- Pump After Feedings: Since breast stimulation and milk removal is the key to increasing milk production it is often helpful to begin pumping after feedings to signal to the body to make more breast milk. To make pumping easier, we recommend using a hands-free pumping bra as your regular nursing bra to double pump.
- Try Power Pumping: Power pumping is when you set aside one hour every day to pump in intervals. To begin you will pump both breasts simultaneously for 20 minutes. After 20 minutes, turn your breast pump off and take a 10-minute break from pumping. After the break, resume pumping for 10 more minutes. Take another 10-minute break followed by another 10 minutes of pumping. Continue doing this once a day for 5-7 days in a row to mimic what it is like when your baby is going through a growth spurt and cluster feeding.
- Use Your Hands: Use your hands to massage your breasts as you nurse or pump. “Breast compressions” increase milk flow leading to increased milk transfer when breastfeeding and more milk output when pumping. The most effective way to do breast compressions is to start massaging near the back of the breast/chest wall and gently working your way down the breast towards the nipple.
- Drink More Water: Breast milk is made up of water and fat. While breastfeeding or pumping you may notice an increase in thirst. This is because making breast milk requires lots of water. It is recommended that breastfeeding and pumping moms drink at least 100 ounces of water per day.
- Consider Herbs & Supplements: There are a few supplements,or galactogogues, that can help moms produce more milk. Some of the most popular supplements for increasing milk production are goat’s rue, blessed milk thistle, brewer’s yeast, moringa, and fenugreek. Remember, though, that simply taking supplements or herbs will not provide you with a significant increase in milk production if you are not also increasing breast stimulation and milk removal.
For more information and details on increasing your breast milk supply, visit our article on the best ways to increase milk supply.
- ACOG Committee Opinion. Number 820. Committee on Obstetric Practice Breastfeeding Expert Work Group. Obstetrics and Gynecology. 2021. 137(2): e42-e52.
- Flagg, J. and Busch, D. Utilizing a Risk Factor Approach to Identify Potential Breastfeeding Problems.

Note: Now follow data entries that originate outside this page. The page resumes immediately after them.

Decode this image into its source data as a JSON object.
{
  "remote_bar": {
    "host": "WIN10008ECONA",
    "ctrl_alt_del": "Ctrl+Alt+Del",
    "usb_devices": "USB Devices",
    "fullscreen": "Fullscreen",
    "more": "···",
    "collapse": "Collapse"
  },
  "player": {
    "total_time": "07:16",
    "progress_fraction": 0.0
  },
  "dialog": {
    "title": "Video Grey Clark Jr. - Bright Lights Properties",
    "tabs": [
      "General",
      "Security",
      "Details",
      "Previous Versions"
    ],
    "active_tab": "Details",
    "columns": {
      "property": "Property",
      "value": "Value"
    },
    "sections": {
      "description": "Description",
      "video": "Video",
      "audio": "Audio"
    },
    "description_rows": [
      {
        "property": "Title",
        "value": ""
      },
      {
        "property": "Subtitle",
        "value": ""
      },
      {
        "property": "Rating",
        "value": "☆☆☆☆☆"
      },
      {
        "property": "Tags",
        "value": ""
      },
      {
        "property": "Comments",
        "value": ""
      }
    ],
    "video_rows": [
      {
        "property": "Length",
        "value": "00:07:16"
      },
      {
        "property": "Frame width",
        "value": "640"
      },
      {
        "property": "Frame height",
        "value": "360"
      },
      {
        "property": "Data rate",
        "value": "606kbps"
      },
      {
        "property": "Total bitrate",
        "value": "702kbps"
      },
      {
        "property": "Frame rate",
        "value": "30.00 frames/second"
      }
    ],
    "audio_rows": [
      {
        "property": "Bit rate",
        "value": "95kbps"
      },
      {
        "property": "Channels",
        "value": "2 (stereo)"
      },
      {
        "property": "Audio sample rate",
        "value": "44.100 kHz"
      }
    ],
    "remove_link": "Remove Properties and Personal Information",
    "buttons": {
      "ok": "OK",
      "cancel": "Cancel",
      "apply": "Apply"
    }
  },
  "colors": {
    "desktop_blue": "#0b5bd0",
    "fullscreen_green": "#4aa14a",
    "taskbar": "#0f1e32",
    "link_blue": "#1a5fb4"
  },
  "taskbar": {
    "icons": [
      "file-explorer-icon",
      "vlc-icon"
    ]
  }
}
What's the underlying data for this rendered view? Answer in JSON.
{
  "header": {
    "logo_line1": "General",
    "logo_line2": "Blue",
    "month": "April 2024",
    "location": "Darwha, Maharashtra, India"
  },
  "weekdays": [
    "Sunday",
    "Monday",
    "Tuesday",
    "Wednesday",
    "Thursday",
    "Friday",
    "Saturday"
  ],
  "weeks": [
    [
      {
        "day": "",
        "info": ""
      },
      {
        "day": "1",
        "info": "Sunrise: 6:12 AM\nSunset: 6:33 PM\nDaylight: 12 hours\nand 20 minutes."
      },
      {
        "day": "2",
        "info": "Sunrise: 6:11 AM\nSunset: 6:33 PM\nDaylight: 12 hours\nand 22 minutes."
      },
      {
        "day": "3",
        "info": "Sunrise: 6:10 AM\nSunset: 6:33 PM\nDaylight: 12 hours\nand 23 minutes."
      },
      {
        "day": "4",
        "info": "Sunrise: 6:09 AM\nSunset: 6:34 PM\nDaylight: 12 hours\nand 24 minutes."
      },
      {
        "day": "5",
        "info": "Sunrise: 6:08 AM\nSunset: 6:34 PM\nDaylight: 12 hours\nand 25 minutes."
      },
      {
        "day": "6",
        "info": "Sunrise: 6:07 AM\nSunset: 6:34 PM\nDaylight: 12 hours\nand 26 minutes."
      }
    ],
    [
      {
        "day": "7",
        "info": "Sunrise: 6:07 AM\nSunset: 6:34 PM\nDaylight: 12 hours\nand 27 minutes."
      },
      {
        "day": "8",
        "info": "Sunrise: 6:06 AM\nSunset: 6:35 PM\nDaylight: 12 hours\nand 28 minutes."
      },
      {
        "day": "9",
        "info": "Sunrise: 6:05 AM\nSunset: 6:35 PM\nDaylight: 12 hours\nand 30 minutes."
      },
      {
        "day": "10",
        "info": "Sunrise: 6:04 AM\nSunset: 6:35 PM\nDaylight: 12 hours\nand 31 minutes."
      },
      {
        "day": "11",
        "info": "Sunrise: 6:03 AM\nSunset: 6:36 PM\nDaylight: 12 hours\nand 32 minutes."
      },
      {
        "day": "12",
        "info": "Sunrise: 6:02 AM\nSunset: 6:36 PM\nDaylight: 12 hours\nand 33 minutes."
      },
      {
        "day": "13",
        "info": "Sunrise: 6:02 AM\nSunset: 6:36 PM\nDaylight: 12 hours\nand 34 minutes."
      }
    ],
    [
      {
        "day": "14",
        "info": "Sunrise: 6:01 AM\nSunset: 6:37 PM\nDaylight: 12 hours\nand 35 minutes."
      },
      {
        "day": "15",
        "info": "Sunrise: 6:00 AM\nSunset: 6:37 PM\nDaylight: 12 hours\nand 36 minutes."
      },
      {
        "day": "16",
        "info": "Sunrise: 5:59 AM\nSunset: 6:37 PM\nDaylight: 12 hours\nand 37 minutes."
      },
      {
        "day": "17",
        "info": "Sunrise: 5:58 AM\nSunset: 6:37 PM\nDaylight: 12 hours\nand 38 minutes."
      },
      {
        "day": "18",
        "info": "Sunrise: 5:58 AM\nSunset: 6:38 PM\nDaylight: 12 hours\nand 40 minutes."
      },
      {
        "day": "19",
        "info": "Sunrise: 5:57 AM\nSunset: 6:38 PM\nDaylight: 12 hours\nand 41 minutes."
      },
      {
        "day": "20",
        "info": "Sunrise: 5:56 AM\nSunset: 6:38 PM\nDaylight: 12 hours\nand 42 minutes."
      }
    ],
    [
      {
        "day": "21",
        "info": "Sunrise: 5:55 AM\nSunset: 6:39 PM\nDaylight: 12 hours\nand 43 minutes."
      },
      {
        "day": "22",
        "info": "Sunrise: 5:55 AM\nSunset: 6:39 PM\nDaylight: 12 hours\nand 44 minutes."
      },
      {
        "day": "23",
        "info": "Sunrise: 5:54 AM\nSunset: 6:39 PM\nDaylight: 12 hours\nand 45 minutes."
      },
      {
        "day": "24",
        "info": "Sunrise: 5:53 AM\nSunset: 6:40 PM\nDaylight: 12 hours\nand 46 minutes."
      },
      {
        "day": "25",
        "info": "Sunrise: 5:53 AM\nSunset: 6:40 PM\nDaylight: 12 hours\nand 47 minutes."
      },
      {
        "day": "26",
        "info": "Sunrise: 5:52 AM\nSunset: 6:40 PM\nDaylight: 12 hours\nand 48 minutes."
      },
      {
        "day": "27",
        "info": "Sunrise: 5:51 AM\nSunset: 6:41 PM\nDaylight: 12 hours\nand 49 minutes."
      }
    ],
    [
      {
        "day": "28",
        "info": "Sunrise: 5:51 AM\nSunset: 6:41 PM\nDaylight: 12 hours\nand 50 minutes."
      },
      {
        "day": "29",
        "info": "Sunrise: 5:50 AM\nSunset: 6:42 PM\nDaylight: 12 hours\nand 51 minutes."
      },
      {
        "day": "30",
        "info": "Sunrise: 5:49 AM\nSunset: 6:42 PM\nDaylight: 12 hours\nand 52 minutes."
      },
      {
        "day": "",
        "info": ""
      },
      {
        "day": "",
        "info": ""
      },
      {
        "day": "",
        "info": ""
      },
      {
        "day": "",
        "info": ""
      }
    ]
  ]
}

Global Pediatric Health. 2019. 6: 1-5.
- Kellams, A., Harrel, C., Omage, S., et al. ABM Clinical Protocol #3: Supplementary Feedings in the Healthy Term Breastfed Neonate, Revised 2017. Breastfeeding Medicine. 2017. 12(3): 1-11.
- Meek, J. and Noble, L. Policy Statement: Breastfeeding and the Use of Human Milk. Pediatrics. 2022. 150(1): e2022057988.